Traditions: Salt Dough Figures
Many families look forward to the holiday season and the many family traditions that make this time of year—and each family—unique and special. In today’s post, Kidspace team member, Heather Grimaldi, shares some of her family’s traditions and her easy family technique for making Salt Dough Figures for the holidays.
My Holiday Family Tradition
We have many family traditions that we celebrate and participate in throughout the year. However, this is the season that is most important to my family. There seems to be a more magical feeling around our winter family traditions. Some of these traditions are things I brought with me from my childhood, and some we started when my kids were born. In a recent conversation with my kids, I also discovered that some of the things THEY consider traditions, I never meant to be!
I was going over my menu for our holiday morning, talking out loud but not really to anyone in particular, when my son chimed in, “Wait, aren’t you going to make the Monkey Bread and Peanut Butter Rudolphs?” I responded, “I made those as a way to get you and your sister to eat something other than candy first thing in the morning. Now that you both sleep longer, I hadn’t planned on them.” “But you HAVE to make them! They’re a TRADITION!” he insistently pleaded.
On the menu they go! Looking back on this conversation, I really loved the insight into what my kids think of as our family traditions. Traditions are comforting. They bring a sense of security, warmth, and time together as a family. They can connect us to the generations that came before us and the generations yet to come. They can be simple or elaborate and they hold a special place within us.
One of the traditions we have is to make salt dough figures together. When my kids were younger, they loved mixing the dough and then forming it into shapes that they could paint and decorate. As they got older, their shapes and figures became more elaborate and imaginative. As a mom, I love that it gives us several hours of together time around the table!
Salt dough is a very simple recipe that has many applications. It has been around for centuries. In the former Soviet Union, people would make salt dough figures of wheat, birds, and fruit as part of the spring rites in hopes of a good harvest. In countries like Ukraine, people would make nature figures like apples, mushrooms, leaves, trees, and figurines of people to give as gifts at the winter holidays, weddings, and birthdays. These figures are presented to give health, happiness, wealth, and good luck to the person receiving them.
If you would like to add a new tradition with your family (or just want something to keep the kids occupied for a while, so you can finish some things around the house in peace) below is the salt dough recipe I use with my family.

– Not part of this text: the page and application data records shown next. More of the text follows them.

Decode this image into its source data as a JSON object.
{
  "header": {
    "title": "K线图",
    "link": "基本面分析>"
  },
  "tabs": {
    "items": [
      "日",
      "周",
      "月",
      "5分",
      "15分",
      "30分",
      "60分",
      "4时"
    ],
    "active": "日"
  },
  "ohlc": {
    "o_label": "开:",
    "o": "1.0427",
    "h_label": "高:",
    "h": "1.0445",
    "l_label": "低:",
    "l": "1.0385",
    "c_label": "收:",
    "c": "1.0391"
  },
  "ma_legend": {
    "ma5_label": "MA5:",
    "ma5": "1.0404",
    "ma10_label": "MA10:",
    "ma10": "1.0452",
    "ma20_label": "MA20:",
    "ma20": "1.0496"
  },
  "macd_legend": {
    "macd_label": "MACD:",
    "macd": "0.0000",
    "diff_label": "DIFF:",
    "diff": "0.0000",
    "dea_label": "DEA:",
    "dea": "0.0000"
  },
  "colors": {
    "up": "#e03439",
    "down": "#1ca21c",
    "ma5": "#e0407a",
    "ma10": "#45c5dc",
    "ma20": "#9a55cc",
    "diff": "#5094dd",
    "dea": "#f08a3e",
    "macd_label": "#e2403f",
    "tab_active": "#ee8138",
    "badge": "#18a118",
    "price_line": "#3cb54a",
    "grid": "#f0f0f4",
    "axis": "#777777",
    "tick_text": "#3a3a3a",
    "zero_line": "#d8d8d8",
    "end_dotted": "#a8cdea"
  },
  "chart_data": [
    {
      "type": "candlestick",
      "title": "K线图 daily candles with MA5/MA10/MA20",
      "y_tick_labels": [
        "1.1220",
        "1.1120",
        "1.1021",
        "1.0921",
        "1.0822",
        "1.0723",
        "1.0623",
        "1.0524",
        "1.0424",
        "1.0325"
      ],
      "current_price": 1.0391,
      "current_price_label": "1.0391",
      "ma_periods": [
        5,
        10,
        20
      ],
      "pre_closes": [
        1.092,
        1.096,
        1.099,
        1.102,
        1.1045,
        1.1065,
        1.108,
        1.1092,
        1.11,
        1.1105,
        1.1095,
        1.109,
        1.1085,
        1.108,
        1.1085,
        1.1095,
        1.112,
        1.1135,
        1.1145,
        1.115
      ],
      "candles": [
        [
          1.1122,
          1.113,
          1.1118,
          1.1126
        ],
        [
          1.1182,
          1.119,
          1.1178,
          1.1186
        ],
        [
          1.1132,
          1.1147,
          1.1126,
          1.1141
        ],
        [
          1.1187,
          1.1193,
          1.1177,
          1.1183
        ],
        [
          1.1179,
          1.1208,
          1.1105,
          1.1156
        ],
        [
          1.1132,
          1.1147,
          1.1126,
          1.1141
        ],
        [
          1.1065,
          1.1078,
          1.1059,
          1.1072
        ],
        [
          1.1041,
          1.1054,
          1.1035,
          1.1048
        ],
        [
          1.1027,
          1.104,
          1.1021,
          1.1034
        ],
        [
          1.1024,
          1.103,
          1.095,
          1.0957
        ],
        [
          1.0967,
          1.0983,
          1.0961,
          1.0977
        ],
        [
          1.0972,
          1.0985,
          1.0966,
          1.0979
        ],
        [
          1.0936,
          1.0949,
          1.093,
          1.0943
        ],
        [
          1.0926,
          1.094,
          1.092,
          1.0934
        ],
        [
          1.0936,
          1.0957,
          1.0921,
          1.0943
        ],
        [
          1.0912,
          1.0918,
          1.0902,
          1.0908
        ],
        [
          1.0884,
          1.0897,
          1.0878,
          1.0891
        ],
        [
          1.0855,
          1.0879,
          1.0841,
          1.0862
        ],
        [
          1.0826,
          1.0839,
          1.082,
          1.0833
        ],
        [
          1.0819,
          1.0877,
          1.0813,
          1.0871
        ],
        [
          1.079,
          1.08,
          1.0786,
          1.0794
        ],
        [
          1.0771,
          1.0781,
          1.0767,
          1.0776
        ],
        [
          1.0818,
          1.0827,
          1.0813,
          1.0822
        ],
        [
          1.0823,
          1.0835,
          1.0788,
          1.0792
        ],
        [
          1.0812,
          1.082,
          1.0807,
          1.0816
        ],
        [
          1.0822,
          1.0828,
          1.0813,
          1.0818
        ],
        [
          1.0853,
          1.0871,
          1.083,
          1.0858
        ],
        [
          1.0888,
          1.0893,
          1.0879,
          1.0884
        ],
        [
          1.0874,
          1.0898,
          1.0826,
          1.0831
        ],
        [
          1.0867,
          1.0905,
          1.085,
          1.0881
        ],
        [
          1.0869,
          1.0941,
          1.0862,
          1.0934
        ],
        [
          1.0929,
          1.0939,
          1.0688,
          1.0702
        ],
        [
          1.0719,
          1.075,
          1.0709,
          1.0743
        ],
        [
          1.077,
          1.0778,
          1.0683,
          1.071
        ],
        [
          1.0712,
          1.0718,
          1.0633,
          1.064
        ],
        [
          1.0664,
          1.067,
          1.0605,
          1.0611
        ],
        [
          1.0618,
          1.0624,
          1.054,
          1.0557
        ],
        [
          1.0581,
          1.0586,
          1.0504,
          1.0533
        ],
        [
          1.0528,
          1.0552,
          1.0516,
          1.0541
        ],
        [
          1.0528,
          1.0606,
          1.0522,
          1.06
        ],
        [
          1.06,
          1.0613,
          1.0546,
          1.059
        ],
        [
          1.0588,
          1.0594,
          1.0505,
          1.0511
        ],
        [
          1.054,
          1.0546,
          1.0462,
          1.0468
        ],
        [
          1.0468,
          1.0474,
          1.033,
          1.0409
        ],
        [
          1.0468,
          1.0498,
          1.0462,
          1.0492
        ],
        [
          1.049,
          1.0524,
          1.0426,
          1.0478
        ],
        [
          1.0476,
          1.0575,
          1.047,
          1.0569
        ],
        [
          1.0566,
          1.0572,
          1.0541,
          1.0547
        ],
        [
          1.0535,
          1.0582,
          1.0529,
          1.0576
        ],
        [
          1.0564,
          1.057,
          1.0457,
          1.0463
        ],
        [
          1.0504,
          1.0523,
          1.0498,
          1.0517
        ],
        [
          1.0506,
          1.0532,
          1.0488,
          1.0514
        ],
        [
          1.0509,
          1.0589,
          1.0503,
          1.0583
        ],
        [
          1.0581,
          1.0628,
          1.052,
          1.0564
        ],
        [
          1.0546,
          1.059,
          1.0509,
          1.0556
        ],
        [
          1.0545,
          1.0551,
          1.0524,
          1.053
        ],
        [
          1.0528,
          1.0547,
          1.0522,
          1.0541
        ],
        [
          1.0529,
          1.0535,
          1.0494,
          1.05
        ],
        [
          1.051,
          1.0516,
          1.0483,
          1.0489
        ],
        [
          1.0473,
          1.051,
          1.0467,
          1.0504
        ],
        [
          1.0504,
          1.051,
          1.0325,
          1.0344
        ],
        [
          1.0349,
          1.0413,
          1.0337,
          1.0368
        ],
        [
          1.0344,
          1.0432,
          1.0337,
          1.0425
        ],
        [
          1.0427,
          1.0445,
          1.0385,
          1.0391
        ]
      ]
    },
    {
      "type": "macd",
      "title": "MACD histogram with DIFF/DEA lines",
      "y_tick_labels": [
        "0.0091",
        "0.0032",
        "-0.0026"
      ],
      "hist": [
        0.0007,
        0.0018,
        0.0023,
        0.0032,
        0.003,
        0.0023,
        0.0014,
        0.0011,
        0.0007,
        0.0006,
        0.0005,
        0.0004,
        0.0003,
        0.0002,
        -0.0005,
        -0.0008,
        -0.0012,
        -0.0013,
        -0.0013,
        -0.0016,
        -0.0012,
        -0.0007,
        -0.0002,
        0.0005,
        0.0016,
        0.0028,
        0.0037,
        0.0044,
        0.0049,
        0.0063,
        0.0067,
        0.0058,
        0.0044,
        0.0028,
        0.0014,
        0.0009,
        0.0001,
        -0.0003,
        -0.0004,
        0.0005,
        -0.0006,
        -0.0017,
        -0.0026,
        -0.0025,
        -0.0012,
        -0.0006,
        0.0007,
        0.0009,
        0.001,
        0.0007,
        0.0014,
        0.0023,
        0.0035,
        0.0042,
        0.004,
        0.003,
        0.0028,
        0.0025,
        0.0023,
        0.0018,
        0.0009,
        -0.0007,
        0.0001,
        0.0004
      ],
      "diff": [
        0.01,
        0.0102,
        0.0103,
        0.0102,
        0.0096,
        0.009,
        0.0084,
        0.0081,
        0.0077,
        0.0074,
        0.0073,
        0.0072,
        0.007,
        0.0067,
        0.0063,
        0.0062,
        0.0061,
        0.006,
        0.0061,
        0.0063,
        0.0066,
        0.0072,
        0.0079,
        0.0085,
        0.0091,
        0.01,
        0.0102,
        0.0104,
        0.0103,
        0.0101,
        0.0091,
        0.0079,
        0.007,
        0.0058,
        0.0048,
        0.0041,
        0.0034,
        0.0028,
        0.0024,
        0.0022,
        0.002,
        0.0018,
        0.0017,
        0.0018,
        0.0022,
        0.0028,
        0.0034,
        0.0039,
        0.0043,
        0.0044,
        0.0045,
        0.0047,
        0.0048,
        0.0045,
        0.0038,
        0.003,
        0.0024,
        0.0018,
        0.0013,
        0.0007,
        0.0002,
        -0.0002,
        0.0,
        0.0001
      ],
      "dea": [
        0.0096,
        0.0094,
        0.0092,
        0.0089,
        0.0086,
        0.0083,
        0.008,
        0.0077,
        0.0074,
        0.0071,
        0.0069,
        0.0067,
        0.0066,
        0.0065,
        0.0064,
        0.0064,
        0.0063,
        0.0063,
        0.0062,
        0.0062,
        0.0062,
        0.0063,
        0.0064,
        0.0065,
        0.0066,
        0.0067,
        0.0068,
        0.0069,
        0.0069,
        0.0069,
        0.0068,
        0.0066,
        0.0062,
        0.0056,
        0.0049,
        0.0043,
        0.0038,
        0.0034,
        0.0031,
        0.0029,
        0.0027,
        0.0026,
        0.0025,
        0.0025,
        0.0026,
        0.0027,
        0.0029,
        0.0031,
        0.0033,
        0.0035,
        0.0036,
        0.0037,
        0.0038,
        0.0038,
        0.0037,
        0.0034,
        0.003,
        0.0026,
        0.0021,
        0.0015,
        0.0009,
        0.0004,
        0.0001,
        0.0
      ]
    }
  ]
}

May it bring hours of joy to your family, too!
Making Salt Dough Figures
- 2 cups all-purpose flour
- 2 cups iodized salt
- 1 ¼ cups warm water
- Salt dough figures are fun to make but they are not edible.
- Preheat the oven to 250°F. Mix the flour and salt together, then add the water to the mix. Knead the dough until it is all mixed together. The dough will look and feel almost like playdough when it’s all combined. If the dough is a little too sticky, add a little more flour until it’s the right consistency.
- You can shape the salt dough just like clay and playdough. Roll it out thin and use cookie cutters or make your own shapes and figures. No special tools are needed! I like to keep toothpicks handy for making lines and small features like eyes and mouths. If you want to hang your creations, make sure to put the hole in them before you bake them! I have found a drinking straw is a great way to make a hole in the dough.
- One thing to keep in mind is that salt dough can be fragile once it is hardened. The thinner the shape, the easier it is to harden and dry. Larger, heavier shapes can crack while hardening and break more easily after.
- Place your salt dough creations on a parchment-paper-lined baking sheet and bake for about 2 hours. To test if they are done, feel them. If it feels a little sticky or has some give, then they need to bake a little longer. When they are done, remove from the oven and let them cool and continue to dry overnight.
- Once they are completely cool, you can decorate and paint them. The salt dough needs to be sealed once you are done decorating. Modge-Podge or a spray shellac both work well for this.